The forecast shows rain, and lots of it, until March and beyond as two powerful lows sweep across the north Pacific.

On Saturday, between 25-35 people participated in the annual Anchorage Audubon Seward field trip, squeezing into the best possible weather window. Resurrection Bay was flat calm and the light rain and wind held off until midafternoon. We met at 10 am at the parking lot by friendly Kenai Fjords Tours gift shop (free coffee and rest rooms!) and carpooled to various birding hot spots, including Ava’s Place until 1 pm.

Although the tide was too high to find the Killdeer, there were many highlights. A customarily elusive GREAT BLUE HERON sat still as a statue on the new breakwater foundation at Spring Creek Beach on the east side of the bay at Mile 5 Nash Road. An active tug nearby, the excavator dredging the new harbor channel, and all us birders did not faze this bird. Everyone got great looks. It was still sitting there when we left.

Trip Leader Aaron Bowman pulled out a small flock of active GOLDEN-CROWNED KINGLETS, gleaning invertebrates from the lower branches of a spruce near the road at Benny Benson Park. Usually, these tiny ventriloquists are invisible somewhere high in the upper branches and very difficult to spot.

Aaron also found a YELLOW-BILLED LOON in his scope, about halfway to Caines Head. Even if it was a speck bird, it’s always great to know at least one is around.

At 1 pm, we enjoyed an extremely interesting presentation on a long-term project to reintroduce Steller’s Eiders to the Yukon Flats by Tasha DiMarzio at the Alaska Sealife Center. It was fun to see the many seabirds up close in the avian habitat afterwards. No speck birds there! Many thanks to Tasha!

Afterwards, the dwindling group birded around town. Thanks to Frank who waited patiently to identify a WHITE-THROATED SPARROW hopping furtively through a brush pile on Second near Jefferson.

By 3 pm, it was apparent the big storm was approaching, and it was time to dash back to Anchorage before it hit.  Thank you, Aaron, for organizing and leading this trip once again, thanks to everyone who took the time and effort to bird Seward, and to the businesses who made us feel welcome!
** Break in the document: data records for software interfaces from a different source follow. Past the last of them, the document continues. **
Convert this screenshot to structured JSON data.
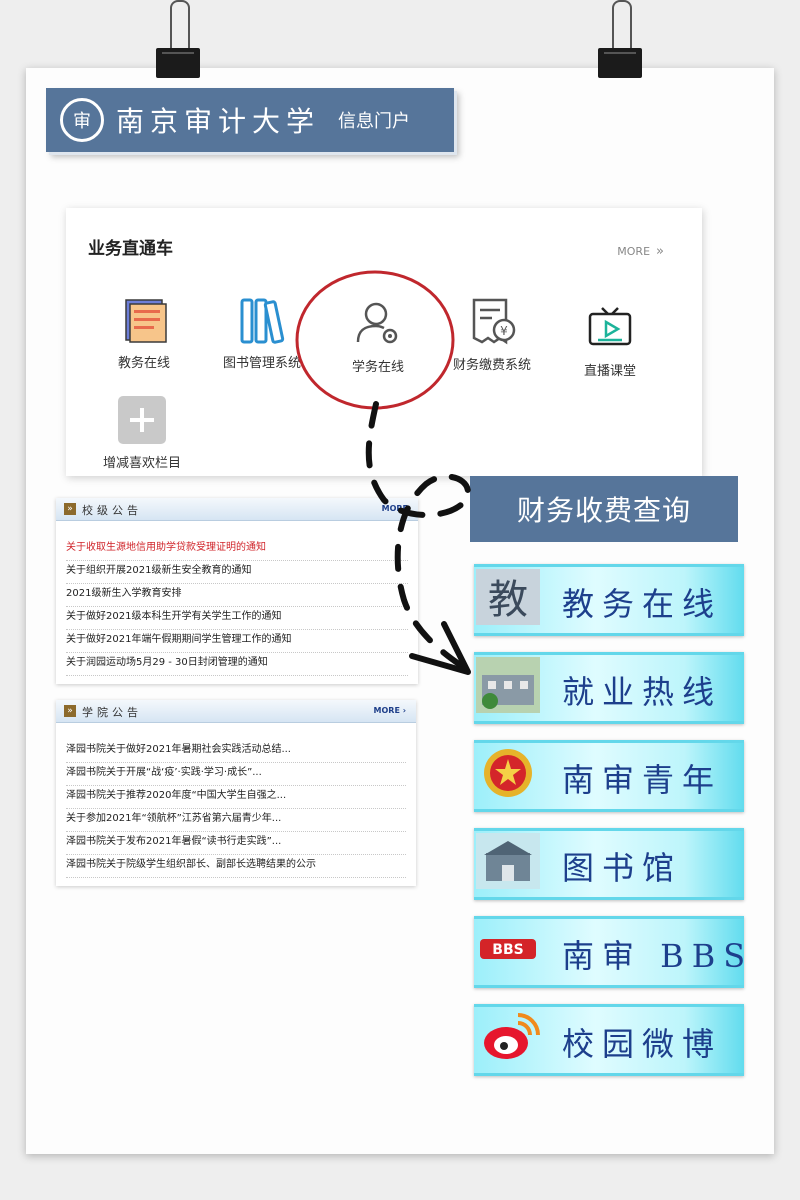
{
  "header": {
    "school": "南京审计大学",
    "portal": "信息门户"
  },
  "express": {
    "title": "业务直通车",
    "more": "MORE",
    "tiles": [
      {
        "label": "教务在线",
        "icon": "book-icon"
      },
      {
        "label": "图书管理系统",
        "icon": "books-icon"
      },
      {
        "label": "学务在线",
        "icon": "user-gear-icon"
      },
      {
        "label": "财务缴费系统",
        "icon": "receipt-yen-icon"
      },
      {
        "label": "直播课堂",
        "icon": "tv-play-icon"
      },
      {
        "label": "增减喜欢栏目",
        "icon": "plus-icon"
      }
    ]
  },
  "school_notices": {
    "title": "校级公告",
    "more": "MORE",
    "items": [
      "关于收取生源地信用助学贷款受理证明的通知",
      "关于组织开展2021级新生安全教育的通知",
      "2021级新生入学教育安排",
      "关于做好2021级本科生开学有关学生工作的通知",
      "关于做好2021年端午假期期间学生管理工作的通知",
      "关于润园运动场5月29 - 30日封闭管理的通知"
    ]
  },
  "college_notices": {
    "title": "学院公告",
    "more": "MORE ›",
    "items": [
      "泽园书院关于做好2021年暑期社会实践活动总结...",
      "泽园书院关于开展“战‘疫’·实践·学习·成长”...",
      "泽园书院关于推荐2020年度“中国大学生自强之...",
      "关于参加2021年“领航杯”江苏省第六届青少年...",
      "泽园书院关于发布2021年暑假“读书行走实践”...",
      "泽园书院关于院级学生组织部长、副部长选聘结果的公示"
    ]
  },
  "quick_links": {
    "title": "财务收费查询",
    "items": [
      {
        "label": "教务在线",
        "icon": "calligraphy-icon"
      },
      {
        "label": "就业热线",
        "icon": "campus-building-icon"
      },
      {
        "label": "南审青年",
        "icon": "youth-league-badge-icon"
      },
      {
        "label": "图书馆",
        "icon": "library-building-icon"
      },
      {
        "label": "南审 BBS",
        "icon": "bbs-logo-icon"
      },
      {
        "label": "校园微博",
        "icon": "weibo-icon"
      }
    ]
  },
  "colors": {
    "header_blue": "#56759a",
    "hot_red": "#d0242a",
    "link_text": "#1d3f8c",
    "annotation_red": "#c0272d"
  }
}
Group List, not everybody saw everything. Please email me if you saw anything not on this list:
43 species

Safe Travels and Happy Birding!
Carol Griswold
Seward Sporadic Bird Report Reporter